======== Dataset records ========

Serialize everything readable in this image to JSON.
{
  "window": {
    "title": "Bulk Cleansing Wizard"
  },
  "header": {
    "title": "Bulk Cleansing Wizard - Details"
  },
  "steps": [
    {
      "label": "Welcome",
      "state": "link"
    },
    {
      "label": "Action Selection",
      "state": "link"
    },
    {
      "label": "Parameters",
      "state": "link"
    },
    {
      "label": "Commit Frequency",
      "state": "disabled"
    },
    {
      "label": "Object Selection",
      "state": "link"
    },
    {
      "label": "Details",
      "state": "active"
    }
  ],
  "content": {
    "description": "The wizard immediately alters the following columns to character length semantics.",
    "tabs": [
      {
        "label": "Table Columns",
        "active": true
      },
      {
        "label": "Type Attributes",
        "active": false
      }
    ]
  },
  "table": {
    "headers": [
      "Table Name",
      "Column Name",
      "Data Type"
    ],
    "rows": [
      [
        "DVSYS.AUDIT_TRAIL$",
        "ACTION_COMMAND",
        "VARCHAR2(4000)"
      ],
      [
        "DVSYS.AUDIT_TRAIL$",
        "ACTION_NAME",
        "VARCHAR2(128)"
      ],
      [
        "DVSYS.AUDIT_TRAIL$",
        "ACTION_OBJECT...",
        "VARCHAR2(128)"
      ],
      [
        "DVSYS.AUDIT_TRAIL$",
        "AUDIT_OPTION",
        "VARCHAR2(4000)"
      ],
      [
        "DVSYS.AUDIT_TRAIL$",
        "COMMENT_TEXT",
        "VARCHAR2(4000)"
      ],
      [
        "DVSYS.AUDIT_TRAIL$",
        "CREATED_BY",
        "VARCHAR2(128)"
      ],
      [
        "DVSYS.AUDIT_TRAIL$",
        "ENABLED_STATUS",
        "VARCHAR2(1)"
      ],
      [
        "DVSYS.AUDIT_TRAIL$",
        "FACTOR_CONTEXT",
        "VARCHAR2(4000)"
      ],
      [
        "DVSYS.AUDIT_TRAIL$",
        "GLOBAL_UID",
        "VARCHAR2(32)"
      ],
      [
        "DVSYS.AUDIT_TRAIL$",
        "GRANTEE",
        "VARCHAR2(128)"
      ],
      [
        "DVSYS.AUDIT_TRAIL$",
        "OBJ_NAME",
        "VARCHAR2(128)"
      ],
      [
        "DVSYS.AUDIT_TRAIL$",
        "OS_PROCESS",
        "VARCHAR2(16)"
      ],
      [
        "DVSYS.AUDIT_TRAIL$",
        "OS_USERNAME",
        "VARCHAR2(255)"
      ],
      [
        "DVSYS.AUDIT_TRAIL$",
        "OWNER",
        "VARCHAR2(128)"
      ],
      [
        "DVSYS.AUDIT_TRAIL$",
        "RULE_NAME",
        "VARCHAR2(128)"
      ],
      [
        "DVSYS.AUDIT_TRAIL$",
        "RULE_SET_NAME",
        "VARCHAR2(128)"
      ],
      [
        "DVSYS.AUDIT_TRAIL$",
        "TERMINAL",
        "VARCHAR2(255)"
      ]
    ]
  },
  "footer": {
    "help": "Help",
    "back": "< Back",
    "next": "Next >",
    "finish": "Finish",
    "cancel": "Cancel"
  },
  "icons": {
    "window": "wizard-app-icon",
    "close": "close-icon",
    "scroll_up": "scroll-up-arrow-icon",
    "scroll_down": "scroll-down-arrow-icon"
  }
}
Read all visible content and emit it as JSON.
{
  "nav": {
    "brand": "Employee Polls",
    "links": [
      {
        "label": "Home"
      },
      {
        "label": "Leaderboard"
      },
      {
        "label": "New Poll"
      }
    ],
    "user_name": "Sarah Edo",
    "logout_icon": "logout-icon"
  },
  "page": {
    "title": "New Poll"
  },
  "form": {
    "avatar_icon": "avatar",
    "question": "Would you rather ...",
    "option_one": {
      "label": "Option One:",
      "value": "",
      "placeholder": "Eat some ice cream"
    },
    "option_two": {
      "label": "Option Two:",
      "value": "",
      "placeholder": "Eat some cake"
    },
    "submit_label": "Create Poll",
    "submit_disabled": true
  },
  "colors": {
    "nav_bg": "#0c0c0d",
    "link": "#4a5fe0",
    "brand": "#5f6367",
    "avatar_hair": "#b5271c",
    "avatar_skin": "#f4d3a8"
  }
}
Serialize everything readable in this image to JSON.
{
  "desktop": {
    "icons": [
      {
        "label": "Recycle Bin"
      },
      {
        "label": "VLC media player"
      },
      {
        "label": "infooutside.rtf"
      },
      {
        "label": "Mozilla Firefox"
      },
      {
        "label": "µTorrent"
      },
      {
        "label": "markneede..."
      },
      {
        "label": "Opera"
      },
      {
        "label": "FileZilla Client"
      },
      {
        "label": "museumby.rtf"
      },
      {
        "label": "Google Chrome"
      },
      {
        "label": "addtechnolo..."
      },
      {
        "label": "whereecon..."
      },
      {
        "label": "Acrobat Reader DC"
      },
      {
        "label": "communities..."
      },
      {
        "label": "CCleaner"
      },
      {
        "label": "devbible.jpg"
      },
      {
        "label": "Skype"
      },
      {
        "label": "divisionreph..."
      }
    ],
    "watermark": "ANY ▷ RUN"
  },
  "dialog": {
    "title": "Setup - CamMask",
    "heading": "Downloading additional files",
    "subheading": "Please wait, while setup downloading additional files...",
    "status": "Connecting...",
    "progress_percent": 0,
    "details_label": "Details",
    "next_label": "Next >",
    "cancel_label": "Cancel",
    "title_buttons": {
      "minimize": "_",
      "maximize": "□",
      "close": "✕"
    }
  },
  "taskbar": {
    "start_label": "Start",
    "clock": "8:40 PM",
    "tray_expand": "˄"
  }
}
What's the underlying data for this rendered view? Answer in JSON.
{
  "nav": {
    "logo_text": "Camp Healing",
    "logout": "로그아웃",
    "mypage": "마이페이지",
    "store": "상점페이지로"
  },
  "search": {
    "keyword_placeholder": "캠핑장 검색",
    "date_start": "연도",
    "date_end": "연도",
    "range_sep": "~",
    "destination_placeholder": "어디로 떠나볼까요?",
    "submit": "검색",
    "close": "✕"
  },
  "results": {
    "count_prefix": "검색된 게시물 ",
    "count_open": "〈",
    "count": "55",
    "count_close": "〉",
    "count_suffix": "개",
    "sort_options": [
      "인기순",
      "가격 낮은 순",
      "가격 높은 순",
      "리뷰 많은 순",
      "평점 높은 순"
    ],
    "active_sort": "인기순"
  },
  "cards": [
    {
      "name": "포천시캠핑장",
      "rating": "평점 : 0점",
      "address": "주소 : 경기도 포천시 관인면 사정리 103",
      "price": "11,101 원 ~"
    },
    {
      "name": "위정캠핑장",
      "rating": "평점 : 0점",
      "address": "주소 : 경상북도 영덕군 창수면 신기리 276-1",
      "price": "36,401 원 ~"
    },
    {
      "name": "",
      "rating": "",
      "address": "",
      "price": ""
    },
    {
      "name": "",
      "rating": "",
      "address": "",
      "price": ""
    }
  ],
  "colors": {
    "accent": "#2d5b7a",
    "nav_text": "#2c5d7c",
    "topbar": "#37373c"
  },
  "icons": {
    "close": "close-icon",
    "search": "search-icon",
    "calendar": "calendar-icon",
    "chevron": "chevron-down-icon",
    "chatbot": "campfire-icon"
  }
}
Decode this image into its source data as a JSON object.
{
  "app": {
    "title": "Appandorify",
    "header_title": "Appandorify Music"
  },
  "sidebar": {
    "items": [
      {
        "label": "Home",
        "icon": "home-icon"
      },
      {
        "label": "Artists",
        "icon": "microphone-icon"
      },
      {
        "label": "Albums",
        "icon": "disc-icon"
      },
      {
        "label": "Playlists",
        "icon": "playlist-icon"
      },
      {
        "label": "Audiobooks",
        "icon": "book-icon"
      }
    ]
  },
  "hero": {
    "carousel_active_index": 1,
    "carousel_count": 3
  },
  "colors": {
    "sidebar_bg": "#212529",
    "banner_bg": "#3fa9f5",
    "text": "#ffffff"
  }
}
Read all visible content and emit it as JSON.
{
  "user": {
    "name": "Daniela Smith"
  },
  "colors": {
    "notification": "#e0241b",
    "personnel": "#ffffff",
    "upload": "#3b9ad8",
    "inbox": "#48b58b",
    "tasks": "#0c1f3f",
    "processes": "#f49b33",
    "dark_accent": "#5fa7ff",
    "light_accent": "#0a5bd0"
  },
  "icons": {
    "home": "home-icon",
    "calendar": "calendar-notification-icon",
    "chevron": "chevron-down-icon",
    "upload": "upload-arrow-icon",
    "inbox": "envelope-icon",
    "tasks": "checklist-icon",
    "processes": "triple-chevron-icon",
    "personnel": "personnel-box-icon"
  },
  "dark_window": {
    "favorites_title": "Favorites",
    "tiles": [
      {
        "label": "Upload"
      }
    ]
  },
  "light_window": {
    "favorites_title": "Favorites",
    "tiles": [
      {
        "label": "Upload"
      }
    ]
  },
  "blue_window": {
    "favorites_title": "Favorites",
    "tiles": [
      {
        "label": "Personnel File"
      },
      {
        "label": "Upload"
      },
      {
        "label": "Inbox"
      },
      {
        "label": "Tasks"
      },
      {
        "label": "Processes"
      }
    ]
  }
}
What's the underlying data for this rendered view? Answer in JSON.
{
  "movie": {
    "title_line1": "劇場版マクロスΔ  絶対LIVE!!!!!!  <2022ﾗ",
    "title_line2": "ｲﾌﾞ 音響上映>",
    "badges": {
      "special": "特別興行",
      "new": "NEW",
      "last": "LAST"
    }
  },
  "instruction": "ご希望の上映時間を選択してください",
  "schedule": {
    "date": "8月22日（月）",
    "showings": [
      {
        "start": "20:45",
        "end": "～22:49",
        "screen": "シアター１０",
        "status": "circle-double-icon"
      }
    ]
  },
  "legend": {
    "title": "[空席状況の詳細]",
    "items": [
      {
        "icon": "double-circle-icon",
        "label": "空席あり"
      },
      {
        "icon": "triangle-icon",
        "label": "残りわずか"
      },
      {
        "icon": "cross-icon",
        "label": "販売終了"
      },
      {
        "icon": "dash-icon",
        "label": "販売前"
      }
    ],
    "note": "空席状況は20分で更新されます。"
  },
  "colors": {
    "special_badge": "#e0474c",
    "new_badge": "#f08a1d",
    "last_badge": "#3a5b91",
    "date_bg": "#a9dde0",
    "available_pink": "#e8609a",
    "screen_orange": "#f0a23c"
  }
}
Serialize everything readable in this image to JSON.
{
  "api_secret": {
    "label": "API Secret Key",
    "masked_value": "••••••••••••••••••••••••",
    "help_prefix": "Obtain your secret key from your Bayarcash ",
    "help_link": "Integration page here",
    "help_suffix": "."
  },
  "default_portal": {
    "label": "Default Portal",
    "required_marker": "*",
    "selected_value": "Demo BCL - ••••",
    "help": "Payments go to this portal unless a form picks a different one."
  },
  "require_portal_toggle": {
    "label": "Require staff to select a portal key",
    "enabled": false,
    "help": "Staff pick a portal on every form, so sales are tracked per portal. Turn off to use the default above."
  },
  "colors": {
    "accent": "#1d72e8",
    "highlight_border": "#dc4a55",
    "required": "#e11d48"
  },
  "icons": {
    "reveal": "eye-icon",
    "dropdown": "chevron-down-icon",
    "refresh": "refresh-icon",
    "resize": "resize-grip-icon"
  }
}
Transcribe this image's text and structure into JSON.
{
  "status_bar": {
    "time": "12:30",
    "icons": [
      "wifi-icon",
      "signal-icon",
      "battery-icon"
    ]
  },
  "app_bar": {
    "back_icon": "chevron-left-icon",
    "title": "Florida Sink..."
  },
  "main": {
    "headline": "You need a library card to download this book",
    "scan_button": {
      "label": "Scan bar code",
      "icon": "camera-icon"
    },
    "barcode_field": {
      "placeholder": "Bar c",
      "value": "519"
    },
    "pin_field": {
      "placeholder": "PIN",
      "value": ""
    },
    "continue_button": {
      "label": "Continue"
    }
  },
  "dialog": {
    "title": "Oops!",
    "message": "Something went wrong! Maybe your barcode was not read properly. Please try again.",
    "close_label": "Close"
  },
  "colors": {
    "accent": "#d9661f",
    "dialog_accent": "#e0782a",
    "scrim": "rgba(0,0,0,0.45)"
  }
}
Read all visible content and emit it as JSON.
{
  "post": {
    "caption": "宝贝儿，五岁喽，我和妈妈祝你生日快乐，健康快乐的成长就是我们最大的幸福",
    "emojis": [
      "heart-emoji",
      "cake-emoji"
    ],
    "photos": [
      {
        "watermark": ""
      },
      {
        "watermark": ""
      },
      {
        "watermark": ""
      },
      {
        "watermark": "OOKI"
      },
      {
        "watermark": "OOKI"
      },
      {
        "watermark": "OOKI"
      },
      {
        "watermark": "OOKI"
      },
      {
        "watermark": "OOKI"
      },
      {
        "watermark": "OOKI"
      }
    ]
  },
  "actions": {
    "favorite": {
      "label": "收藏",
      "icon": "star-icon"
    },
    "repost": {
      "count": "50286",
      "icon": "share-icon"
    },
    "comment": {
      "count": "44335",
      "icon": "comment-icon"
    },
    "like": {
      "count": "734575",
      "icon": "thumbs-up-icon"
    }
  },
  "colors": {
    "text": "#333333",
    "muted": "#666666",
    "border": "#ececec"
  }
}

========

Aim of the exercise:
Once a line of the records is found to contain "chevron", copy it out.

Written answer:
    "chevron": "chevron-down-icon",
    "chevron": "chevron-down-icon",
    "processes": "triple-chevron-icon",
    "dropdown": "chevron-down-icon",
    "back_icon": "chevron-left-icon",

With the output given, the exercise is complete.